T1D can be embarrassing
It's awkward enough having to fiddle around with your blood testing kit, an insulin pen or pump dozens of time a day, let alone deal with those around you staring as you do. T1D remains a hidden condition until you need to test your glucose or bolus when you eat.
Although nearly always in curiosity, having people stare and ask questions as you go about your business is uncomfortable and irritating. "What does that do", "What does that number mean?", "Are you going to stab yourself now?". If you're anything like me, I prefer my diabetes to be managed in private and out of the spotlight.
Having T1D can make you feel 'abnormal' compared to your peers, especially in school. The last thing a teenager wants is to stick out like a sore thumb because of a medical condition.
Having T1D comes with fame and attention, only we didn't ask for it.
Face the fame.

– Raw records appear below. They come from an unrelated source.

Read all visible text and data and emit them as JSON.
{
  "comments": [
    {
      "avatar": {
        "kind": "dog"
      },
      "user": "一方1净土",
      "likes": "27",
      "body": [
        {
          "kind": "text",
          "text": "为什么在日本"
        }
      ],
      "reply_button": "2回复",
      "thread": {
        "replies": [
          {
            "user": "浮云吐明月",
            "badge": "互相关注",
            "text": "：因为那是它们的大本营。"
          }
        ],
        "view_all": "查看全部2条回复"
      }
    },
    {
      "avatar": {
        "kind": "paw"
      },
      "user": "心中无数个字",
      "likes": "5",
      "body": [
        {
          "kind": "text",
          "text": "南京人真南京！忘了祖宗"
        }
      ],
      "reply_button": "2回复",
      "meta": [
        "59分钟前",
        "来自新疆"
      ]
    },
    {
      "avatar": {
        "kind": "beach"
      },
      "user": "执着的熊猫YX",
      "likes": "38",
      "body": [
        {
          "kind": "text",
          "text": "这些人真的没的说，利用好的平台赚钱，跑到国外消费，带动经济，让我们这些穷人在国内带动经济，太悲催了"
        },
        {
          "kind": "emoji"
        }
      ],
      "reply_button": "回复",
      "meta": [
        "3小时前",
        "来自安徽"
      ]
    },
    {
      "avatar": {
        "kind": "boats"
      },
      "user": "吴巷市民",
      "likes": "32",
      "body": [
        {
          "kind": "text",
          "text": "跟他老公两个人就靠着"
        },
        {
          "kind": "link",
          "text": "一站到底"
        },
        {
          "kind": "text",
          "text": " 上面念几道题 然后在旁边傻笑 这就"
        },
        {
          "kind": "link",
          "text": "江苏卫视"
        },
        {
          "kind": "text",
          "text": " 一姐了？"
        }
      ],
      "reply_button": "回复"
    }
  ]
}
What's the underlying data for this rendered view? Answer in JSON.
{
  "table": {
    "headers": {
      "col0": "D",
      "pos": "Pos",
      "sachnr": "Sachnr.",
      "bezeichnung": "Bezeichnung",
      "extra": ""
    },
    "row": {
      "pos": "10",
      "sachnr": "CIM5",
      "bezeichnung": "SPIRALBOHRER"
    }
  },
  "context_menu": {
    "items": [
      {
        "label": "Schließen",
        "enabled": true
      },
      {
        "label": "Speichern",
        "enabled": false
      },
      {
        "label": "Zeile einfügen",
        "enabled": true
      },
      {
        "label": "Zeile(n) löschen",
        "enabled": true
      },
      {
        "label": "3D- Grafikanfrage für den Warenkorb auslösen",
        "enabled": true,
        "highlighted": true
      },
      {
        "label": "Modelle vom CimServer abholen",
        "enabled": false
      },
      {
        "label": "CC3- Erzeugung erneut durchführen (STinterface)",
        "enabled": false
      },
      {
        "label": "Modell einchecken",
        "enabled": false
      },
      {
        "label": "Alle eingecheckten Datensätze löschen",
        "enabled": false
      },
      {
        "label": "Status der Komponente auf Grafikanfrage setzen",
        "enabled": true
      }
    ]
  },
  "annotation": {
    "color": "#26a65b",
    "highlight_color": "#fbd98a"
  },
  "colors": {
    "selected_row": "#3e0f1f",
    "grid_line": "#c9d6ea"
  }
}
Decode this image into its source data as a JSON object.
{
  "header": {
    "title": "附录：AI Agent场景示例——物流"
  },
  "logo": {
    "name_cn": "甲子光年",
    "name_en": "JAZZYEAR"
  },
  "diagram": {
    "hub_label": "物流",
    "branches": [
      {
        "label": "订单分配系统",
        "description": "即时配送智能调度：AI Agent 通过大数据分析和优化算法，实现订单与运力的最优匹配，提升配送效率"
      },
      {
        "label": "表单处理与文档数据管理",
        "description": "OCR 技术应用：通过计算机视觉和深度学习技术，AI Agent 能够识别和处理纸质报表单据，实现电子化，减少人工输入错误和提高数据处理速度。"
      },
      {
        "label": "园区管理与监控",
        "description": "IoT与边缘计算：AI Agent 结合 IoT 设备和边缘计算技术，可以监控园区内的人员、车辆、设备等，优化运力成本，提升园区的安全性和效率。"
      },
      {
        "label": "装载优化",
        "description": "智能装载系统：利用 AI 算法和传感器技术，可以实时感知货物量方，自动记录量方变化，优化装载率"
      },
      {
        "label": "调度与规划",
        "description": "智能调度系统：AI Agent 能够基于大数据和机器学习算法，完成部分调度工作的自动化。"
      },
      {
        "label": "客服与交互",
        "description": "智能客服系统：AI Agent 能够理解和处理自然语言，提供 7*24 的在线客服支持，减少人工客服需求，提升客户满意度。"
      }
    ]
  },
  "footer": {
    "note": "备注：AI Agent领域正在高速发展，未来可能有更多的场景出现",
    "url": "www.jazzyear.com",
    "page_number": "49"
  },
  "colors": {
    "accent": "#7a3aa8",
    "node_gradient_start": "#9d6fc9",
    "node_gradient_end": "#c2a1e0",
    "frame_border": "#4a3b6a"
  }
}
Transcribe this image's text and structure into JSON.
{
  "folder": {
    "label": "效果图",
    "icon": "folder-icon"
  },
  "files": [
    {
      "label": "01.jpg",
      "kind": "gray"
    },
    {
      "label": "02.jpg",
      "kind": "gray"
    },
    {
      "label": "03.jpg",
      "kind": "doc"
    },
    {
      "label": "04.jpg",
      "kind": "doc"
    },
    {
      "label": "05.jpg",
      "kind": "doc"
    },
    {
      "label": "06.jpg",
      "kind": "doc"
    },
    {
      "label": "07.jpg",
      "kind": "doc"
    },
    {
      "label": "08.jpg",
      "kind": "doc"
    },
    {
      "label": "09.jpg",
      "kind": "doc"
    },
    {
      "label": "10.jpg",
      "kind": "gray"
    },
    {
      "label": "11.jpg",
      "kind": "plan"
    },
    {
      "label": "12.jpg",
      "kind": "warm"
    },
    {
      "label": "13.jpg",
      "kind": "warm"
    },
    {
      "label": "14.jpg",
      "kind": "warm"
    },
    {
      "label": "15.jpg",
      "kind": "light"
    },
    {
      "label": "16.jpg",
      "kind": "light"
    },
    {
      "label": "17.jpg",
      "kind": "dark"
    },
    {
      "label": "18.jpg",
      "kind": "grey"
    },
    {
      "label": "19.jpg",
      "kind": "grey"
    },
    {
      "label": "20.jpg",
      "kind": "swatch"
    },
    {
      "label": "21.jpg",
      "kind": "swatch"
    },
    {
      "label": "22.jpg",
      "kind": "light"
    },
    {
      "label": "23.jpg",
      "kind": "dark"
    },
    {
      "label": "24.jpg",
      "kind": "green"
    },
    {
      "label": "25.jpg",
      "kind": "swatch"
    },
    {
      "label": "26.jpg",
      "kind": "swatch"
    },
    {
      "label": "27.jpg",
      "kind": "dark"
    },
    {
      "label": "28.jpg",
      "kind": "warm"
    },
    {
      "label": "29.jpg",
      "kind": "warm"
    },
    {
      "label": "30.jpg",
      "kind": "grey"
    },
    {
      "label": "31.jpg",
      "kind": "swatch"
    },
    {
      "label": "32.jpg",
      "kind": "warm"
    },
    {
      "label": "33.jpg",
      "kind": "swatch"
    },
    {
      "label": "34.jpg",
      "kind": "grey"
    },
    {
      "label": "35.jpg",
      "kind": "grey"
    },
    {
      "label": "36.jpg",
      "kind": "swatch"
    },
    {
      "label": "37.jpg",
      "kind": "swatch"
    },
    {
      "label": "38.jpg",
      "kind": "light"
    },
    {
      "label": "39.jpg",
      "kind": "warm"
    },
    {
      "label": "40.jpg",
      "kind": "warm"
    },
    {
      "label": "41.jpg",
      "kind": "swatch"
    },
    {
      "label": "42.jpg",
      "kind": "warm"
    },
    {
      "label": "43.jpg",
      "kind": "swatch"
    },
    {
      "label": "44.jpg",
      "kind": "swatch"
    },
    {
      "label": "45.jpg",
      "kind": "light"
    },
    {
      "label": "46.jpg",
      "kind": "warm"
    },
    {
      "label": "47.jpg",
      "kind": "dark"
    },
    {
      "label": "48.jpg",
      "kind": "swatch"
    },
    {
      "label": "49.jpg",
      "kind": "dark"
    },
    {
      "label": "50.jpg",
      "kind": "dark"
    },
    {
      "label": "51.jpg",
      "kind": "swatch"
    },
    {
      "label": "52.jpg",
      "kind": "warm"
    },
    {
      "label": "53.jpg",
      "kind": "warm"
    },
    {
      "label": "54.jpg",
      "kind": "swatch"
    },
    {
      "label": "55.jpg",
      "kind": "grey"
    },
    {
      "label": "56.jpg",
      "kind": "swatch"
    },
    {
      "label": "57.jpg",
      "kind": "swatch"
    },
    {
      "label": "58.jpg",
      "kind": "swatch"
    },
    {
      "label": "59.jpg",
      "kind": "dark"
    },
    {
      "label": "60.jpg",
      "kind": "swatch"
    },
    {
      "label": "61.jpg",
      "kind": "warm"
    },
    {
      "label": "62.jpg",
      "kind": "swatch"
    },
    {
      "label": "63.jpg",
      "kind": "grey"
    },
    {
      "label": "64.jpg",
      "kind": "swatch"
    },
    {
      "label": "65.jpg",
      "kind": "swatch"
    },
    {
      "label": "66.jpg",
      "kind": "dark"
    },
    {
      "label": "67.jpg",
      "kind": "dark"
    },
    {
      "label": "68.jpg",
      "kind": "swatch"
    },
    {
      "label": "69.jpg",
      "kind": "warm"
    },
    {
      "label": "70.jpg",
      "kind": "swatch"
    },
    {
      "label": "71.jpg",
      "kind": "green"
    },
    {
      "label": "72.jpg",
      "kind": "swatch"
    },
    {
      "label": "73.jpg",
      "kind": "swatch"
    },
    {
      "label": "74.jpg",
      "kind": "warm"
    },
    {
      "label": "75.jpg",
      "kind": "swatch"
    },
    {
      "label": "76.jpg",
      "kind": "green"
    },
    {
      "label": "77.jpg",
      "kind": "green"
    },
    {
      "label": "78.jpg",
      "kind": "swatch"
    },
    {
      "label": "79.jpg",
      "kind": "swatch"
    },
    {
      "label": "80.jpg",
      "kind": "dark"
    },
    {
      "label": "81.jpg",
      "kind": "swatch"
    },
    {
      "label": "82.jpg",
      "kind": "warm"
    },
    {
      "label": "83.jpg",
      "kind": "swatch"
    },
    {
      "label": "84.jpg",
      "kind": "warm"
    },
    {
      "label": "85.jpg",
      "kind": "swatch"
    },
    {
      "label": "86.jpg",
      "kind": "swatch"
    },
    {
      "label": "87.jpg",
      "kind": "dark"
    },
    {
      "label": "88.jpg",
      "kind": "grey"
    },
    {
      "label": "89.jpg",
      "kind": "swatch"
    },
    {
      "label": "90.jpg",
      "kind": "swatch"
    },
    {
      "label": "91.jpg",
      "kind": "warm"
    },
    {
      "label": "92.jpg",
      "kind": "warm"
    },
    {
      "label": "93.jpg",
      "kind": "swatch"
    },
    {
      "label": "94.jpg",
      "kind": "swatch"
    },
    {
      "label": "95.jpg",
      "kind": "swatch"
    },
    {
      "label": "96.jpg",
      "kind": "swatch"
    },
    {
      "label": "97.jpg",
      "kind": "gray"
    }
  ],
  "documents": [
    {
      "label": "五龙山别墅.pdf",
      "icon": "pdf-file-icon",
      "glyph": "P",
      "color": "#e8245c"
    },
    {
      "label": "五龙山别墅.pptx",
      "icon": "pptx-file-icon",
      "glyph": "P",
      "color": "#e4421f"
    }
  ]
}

As annoying as it can be to feel like you're being watched, take it as a compliment. From experience I've found that most observers are simply interested in the whole concept of diabetes. Most don't know what T1D really is and see your glucose metre or insulin pen as technology from another planet. Comments such as "I don't know how you do that" or "How many times do you have to do that a day?" actually made me feel quite resilient whilst I was in school, and even today.